I am not threatened by the convictions of others, so I smile at the implausible parts and enjoy the rest... because Card is (as always) well worth the read.
I found his "Author's Note" to be a little intimidating, to find out that he and these stories have been critiqued by some of the best writers, so who am I to criticize his writing? Actually, I'll tell you: I'm someone that actually pays money for his books, that's who. Anyhow, let me run down the plots of each of the stories and give you my rating of them, in true U.S. Navy fashion, of Outstanding, Excellent, Good, Satisfactory or Unsatisfactory.
"West." The plot: In a post-nuclear exchange, a group of Mormons fleeing persecution travels from North Carolina to Utah; along the way, they meet up with a guide who helps them; the guide has his own emotional problems, which the Mormons help heal. The storyline reminds me of Stephan King's "The Stand," but the characters are pure Card. One of the most enduring themes of the Mormon culture is the idea of persecution, and Card feasts on this idea like a vulture on carrion. Along the way he creates a fairly believable 20th/21st century re-creation of the flight from Nauvoo and persecution of 160 years prior. Rating: Excellent.
"Salvage." The plot: in post-nuclear exchange Utah, the Mormon temple has become flooded; a non-Mormon dives to find supposed buried treasure hidden within, but instead only finds written prayers on metal that Mormons have dropped inside. I'm ambivalent about this story. On the one hand, it is heavy-handed in its juxtaposition of spiritual and physical treasure. On another level, it's very appealing to see a simple written expression of faith (what Brazilians call a "voto") from people who have suffered to keep that faith alive. Rating: Excellent.

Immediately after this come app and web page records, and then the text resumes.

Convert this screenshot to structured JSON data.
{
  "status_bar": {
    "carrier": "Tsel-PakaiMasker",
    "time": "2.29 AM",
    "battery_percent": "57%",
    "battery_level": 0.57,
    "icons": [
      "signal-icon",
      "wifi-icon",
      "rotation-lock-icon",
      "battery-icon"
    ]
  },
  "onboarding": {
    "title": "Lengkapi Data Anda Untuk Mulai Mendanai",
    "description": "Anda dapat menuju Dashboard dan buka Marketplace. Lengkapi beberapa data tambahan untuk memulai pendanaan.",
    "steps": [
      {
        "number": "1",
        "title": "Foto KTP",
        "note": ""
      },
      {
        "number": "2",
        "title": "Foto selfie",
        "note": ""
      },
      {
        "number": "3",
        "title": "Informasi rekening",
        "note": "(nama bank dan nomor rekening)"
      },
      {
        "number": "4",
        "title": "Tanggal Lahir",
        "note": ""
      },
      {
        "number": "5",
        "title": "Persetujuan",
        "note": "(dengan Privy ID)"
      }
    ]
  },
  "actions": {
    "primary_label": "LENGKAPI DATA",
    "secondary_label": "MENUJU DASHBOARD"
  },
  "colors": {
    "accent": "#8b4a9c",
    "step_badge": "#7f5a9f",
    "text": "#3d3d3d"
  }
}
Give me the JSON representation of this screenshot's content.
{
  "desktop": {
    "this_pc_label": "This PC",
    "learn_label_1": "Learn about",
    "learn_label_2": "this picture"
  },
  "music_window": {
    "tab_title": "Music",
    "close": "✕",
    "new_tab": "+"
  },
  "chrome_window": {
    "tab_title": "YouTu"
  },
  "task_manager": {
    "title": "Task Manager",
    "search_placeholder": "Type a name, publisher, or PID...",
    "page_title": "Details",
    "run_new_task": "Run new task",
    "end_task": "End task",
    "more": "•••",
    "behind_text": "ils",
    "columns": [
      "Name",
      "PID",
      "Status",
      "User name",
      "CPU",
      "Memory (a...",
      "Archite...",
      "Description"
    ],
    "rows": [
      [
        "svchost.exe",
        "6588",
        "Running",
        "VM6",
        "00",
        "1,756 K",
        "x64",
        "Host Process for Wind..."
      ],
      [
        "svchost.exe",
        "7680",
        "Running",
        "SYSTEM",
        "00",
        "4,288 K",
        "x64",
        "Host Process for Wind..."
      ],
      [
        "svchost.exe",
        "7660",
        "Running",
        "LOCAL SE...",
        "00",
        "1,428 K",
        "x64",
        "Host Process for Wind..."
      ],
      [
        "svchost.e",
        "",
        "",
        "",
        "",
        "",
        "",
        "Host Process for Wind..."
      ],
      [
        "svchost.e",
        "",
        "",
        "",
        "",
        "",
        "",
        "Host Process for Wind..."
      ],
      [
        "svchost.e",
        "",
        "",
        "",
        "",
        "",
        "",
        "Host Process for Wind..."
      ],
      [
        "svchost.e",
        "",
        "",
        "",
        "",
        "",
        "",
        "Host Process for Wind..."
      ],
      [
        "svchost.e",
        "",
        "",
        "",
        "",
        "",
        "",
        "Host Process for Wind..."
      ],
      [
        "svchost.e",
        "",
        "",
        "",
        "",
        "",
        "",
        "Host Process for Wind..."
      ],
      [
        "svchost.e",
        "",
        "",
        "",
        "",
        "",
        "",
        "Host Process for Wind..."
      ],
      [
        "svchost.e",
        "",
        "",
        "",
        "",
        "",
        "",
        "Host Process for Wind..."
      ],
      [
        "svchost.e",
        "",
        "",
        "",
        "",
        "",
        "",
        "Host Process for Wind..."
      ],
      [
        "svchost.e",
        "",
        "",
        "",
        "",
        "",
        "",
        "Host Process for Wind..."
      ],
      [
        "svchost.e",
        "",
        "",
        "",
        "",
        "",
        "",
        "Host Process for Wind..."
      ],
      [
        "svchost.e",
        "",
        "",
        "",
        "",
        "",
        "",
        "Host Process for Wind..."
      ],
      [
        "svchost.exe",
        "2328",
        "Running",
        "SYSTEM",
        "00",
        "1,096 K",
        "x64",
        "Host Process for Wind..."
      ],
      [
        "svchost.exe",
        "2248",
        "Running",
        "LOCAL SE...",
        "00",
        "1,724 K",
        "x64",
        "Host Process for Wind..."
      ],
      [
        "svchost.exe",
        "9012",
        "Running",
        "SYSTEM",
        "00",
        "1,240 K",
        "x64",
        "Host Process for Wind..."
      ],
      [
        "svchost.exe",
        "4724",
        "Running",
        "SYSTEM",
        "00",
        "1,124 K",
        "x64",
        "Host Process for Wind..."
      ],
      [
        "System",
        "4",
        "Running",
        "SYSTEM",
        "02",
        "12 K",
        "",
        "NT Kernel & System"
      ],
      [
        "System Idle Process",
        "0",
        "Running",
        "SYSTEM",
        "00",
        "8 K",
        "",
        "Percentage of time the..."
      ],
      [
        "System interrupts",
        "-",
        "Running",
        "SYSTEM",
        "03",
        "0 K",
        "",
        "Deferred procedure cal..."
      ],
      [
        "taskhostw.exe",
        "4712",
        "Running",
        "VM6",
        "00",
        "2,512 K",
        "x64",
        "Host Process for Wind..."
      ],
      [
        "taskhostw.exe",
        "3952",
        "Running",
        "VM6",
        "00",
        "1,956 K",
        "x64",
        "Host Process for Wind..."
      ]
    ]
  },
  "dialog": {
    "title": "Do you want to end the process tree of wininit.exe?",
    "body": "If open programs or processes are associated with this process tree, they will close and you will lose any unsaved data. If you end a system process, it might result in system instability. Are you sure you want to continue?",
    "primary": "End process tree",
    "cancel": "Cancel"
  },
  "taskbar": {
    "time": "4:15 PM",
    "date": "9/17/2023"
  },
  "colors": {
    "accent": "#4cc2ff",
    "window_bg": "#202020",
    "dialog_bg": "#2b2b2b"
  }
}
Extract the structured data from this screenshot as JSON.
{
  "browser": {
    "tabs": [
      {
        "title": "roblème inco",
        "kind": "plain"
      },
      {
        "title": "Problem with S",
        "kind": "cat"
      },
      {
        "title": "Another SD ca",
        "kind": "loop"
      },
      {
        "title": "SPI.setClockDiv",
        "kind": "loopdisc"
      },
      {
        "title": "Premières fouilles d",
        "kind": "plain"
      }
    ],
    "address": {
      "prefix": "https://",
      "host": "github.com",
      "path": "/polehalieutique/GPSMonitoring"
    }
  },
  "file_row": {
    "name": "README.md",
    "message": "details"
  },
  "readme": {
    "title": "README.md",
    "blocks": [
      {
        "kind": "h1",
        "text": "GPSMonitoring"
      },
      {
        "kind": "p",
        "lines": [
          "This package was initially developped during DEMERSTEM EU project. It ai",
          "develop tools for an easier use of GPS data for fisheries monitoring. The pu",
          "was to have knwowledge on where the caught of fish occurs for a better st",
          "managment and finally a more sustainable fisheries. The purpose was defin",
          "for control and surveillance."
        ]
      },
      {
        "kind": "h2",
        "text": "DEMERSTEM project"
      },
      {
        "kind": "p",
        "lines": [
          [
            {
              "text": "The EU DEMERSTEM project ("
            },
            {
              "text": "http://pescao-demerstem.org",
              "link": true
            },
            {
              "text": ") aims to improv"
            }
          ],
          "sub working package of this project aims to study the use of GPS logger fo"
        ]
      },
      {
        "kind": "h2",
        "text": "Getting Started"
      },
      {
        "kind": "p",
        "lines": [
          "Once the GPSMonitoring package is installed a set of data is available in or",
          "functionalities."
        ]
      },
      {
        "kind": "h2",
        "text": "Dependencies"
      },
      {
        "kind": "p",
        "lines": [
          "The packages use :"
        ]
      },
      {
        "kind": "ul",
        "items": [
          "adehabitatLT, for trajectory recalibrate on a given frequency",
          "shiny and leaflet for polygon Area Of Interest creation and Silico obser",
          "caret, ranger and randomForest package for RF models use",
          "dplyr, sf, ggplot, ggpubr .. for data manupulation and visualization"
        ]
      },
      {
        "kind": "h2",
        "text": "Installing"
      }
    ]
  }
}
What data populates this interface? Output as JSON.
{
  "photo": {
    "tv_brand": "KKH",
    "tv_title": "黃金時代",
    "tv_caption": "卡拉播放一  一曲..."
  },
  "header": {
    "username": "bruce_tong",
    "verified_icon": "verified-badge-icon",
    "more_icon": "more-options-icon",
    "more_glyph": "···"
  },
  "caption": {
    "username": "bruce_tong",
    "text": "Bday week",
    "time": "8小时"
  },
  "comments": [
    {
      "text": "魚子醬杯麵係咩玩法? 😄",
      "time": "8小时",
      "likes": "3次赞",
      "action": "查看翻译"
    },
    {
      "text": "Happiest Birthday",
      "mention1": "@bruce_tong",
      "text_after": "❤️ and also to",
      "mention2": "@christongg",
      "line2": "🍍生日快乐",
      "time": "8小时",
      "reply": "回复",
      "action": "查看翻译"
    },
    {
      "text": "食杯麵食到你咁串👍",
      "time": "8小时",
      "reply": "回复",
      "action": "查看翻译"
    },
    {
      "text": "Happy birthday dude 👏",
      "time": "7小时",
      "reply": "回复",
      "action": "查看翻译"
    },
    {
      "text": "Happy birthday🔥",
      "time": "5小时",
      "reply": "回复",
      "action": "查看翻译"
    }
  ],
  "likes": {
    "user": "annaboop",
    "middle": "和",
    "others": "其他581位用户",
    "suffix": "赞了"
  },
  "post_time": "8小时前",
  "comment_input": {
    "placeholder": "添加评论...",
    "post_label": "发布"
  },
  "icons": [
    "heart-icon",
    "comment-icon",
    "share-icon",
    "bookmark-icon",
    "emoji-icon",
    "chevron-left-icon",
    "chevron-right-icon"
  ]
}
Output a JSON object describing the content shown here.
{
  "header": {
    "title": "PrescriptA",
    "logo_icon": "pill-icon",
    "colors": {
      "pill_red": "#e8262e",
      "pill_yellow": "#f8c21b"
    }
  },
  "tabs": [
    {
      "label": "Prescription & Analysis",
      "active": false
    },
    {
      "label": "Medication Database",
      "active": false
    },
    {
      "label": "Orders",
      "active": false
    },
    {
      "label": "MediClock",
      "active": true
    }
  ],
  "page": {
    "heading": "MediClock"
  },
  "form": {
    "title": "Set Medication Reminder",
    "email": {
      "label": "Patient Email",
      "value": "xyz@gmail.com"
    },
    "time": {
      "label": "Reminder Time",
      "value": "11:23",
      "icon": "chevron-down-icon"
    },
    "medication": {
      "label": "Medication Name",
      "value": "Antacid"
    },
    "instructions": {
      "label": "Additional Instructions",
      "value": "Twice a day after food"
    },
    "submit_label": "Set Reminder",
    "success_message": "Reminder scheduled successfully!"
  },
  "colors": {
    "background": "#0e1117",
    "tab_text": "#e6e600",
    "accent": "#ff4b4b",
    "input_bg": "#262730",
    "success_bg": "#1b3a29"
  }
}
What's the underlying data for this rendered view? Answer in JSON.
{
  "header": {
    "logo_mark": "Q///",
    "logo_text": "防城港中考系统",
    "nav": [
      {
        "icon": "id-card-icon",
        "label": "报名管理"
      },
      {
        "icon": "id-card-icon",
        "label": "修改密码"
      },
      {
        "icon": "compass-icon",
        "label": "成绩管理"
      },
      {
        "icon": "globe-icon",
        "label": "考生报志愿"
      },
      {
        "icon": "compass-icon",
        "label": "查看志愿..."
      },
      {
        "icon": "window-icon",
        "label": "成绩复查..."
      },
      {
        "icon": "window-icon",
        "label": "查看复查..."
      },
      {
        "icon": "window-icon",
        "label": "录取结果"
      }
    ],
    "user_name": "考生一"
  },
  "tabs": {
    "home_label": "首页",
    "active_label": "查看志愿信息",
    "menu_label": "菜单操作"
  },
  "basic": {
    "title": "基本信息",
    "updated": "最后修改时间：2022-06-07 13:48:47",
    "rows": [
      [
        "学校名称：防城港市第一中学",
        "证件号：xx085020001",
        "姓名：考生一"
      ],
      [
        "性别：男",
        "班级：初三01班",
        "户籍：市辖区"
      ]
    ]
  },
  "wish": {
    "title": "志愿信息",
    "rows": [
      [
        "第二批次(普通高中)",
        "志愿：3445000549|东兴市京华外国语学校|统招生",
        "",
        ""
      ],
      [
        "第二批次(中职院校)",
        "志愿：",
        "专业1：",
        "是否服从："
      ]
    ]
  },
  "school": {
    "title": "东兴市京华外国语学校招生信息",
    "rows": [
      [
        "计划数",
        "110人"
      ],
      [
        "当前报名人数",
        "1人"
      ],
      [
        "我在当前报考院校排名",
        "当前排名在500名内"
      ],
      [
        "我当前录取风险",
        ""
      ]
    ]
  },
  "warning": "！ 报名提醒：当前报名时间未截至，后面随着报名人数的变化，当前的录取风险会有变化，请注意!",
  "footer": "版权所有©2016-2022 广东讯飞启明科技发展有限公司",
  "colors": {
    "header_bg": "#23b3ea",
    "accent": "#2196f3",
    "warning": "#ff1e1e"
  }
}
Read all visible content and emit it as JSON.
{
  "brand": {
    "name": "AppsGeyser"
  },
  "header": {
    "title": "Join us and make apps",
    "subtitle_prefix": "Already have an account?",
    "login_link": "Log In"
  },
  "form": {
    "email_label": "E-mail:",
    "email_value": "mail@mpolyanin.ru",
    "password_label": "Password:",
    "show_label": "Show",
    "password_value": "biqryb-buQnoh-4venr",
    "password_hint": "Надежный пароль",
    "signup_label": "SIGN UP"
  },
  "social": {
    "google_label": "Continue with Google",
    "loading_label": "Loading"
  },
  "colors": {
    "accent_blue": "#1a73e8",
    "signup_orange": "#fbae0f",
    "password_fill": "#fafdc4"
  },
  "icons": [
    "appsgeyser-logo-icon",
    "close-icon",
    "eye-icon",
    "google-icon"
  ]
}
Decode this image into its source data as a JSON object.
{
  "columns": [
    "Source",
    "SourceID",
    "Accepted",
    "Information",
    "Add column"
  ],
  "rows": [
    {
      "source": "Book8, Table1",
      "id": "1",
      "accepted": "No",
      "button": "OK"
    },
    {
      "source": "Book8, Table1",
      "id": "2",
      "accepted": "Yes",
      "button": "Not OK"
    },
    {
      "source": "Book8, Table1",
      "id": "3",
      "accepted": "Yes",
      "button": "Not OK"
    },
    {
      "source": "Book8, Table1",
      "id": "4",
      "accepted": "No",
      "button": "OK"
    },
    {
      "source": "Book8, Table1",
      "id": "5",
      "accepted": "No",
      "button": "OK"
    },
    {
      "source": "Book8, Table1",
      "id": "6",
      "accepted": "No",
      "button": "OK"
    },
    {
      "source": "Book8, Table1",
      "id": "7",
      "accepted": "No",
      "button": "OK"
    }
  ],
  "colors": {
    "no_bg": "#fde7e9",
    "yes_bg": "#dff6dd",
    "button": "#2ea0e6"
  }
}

"The Fringe." The plot: in post-nuclear exchange Utah, a teacher suffering from ALS discovers that the spiritual leader of his small town/commune is stealing vital foodstuffs; he reports this to the authorities and is almost killed as a result. I liked this story much more than probably anyone without a Mormon background. Mormons are in general very politically conservative, and were reliably anti-communist during the Cold War. Yet they also lived, for a couple of decades after fleeing to Utah, the "United Order," which was close to pure communism. Card tries to reconcile the past by setting it in the post-nuclear exchange future, an interesting plot device. The story itself is very entertaining and internally consistent. Rating: Excellent.
"Pageant Wagon." The plot: in post-nuclear exchange Utah, the state's seeming sole non-Mormon falls in with a dysfunctional family of itinerant pageant performers. Character development in the story was good, but I couldn't really relate to the underlying story of pageant performers. In his "Author's Note," Card admitted he was drawing on his own experience with itinerant pageant production back in the 70s, and it just is not something to which I can really relate. Sorry. Rating: Satisfactory.
"America." The plot: in the pre-nuclear exchange era, an American boy in Brazil falls into the company of an older Native American prophetess; years later, after the nuclear war, their son becomes the leader of an America that has been taken from the control of the white race ("Europeans") and returned to the Indians. The story is a really marvelous blend of religious allegory, magic realism and science fiction. An exposition of this story is found in Michael Colling's "Afterword" to the book that does justice to its different aspects. However, one thing that Mr. Colling does not point out is that Quetzalcoatl, the new American messiah, is himself a mestizo, and that redemption for the people of the Americas comes through neither one race or the other, but through both. As a "European" married to a Brazilian of indigenous descent, I find this aspect of the story to be particularly relevant and appealing. But maybe I'm just reading my own biases into the story. Read for yourself and decide. Rating: Outstanding.